Ex. 3 - Another of the top ten players here in DFW. Was a North Texas jazz program grad, was in the One O'Clock Lab Band (elite of the elite) and won Downbeat magazine's best new talent award one year. He's that good. But, he shows up about fifteen minutes before downbeat, he won't help load in, or load out. At load out, he stands around watching everyone help pack up the PA while waiting to get paid. He has a hard time having the appropriate attire that is in good repair for high level gigs (A rooms, corporate functions, high level outdoor shows, etc). For country gigs in the 90's this was huge. The country A rooms would notice this sort of thing and say something to you about it. He was let go from the *biggest* A room act in Dallas/Fort Worth because his straw hat was brown with sweat, his shirts were worn out, wrinkled and fading. His jeans were faded and often had holes. His boots had the heels worn down. May sound silly to some, but those big rooms expected you to look like George Strait when it came to attire. This was another guy I followed in bands. I wasn't anywhere near his playing ability, but I help load in and out, I dress the part and I stick around for a few years if it's a good gig without any weirdness or problems.
Often, there just isn't any warning.
This thread is reminding me why I have not been in a hurry to start up my own new band.
I agree with everything you're saying.....BUT!.....it sounds like Dwight Yoakam couldn't pass that dress code, either!
Yeah, that's true. But then Dwight didn't have to deal with the management at Billy Bob's or the Top Rail. At least not at the local working stiff musician level. By the time he played Billy Bob's he could tell them what they would be wearing.

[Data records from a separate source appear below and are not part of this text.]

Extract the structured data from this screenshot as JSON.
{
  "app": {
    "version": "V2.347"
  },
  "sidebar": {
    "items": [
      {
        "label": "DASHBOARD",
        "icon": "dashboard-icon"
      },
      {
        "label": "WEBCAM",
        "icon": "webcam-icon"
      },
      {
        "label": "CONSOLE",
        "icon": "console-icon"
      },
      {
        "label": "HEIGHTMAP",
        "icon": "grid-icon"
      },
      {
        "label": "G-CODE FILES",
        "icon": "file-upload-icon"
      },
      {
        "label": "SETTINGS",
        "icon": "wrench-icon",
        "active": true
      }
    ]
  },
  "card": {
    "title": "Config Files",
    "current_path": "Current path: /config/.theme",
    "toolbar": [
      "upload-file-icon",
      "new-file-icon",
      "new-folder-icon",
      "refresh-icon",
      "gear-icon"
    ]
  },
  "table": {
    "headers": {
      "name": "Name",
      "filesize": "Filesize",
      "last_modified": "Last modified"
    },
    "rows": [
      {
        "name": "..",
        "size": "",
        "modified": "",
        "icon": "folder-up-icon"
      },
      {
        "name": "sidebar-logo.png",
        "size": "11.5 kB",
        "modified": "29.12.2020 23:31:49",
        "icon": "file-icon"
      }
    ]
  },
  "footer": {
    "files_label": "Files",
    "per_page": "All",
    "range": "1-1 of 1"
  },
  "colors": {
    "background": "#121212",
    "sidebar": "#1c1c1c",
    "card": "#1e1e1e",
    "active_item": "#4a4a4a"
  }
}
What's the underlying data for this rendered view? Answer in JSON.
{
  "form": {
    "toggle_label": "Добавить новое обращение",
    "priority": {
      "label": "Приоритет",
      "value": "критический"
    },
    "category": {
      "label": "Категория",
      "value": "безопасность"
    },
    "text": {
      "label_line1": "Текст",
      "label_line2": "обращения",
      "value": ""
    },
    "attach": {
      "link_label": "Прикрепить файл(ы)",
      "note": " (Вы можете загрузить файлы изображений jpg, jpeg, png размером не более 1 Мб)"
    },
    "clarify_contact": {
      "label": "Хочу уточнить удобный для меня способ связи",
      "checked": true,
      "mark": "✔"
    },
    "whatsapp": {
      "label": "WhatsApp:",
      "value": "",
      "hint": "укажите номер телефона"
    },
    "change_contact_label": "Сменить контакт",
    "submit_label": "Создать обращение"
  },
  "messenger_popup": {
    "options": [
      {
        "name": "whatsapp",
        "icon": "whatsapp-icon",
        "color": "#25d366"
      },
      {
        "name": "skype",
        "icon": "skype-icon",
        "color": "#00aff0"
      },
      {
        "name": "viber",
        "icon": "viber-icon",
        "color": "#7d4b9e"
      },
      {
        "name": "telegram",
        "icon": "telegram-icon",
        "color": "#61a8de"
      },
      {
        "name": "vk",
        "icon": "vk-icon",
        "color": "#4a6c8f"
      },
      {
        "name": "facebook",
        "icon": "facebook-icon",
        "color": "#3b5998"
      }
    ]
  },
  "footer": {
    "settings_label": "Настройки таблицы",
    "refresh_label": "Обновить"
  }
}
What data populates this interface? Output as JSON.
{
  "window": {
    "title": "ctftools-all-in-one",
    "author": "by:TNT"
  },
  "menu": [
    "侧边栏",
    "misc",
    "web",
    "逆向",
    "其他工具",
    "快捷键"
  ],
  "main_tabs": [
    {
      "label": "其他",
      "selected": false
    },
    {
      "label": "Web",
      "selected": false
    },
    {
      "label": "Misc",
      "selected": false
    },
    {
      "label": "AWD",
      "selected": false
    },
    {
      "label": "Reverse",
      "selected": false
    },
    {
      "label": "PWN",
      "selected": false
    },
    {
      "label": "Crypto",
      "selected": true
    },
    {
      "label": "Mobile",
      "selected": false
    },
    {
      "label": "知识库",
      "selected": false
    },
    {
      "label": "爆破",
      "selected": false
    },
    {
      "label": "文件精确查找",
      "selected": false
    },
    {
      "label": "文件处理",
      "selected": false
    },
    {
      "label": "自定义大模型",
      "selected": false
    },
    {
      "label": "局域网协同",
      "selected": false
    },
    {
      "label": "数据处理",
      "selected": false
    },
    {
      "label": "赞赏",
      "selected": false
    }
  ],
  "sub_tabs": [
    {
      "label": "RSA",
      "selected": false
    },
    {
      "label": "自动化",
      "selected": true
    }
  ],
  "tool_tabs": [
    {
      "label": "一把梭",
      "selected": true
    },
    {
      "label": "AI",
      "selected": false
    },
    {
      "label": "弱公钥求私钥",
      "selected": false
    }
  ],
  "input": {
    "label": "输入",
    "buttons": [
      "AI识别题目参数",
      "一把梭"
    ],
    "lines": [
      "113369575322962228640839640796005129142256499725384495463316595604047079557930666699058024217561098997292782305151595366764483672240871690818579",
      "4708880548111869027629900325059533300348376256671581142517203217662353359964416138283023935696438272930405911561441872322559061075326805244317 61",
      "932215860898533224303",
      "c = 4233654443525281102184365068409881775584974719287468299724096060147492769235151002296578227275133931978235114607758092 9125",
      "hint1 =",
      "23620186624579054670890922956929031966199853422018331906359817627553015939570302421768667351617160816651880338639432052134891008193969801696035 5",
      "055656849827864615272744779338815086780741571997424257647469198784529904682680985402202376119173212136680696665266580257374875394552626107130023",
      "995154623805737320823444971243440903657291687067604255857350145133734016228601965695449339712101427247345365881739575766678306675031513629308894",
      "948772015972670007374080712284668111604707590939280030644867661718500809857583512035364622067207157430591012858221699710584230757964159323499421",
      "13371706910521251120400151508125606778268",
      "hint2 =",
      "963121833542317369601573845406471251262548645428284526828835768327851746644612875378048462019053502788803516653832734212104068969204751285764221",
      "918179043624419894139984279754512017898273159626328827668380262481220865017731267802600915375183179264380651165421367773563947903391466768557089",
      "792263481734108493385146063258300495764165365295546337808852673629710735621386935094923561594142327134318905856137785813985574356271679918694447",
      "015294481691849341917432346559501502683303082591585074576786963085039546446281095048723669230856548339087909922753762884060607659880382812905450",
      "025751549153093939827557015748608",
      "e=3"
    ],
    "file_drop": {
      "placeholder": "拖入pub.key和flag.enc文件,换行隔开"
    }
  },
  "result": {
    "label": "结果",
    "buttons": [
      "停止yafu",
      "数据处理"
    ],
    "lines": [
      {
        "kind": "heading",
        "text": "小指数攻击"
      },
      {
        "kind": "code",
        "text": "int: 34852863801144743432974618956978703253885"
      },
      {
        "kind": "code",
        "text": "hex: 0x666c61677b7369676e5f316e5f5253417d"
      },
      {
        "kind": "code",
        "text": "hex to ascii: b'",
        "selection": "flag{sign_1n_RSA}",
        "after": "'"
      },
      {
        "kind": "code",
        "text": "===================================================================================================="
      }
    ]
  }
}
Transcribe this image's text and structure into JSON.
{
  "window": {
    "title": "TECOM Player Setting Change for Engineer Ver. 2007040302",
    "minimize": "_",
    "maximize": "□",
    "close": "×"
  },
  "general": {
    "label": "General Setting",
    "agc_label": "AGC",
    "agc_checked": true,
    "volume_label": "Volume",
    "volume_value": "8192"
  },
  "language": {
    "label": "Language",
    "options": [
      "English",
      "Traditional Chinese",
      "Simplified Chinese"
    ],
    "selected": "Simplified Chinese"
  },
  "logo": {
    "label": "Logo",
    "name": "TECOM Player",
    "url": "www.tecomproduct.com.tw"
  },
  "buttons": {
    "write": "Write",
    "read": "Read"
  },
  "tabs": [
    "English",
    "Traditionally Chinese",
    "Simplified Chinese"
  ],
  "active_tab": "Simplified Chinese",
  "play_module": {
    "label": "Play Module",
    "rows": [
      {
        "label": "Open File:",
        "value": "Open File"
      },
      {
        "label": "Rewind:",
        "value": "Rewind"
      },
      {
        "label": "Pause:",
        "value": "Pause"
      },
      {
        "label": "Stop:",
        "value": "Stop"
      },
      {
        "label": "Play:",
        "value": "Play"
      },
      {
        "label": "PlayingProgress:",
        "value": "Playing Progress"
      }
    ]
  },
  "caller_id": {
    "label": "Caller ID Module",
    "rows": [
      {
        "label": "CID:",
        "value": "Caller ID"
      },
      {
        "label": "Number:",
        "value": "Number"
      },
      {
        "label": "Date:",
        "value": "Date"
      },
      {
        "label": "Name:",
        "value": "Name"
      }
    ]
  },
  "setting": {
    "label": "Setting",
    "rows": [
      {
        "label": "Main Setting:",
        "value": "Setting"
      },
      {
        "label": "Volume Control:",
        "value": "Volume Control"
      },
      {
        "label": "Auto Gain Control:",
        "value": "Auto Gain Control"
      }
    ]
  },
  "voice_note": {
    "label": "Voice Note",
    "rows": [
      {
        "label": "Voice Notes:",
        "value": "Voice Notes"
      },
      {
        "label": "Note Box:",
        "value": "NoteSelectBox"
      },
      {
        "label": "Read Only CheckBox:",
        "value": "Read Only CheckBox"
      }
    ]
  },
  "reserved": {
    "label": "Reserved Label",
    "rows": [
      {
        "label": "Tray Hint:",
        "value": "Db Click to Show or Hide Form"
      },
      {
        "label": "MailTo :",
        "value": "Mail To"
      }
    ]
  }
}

Settle down, now!
Being asked to forego any other musical pursuits during an audition for a cover band...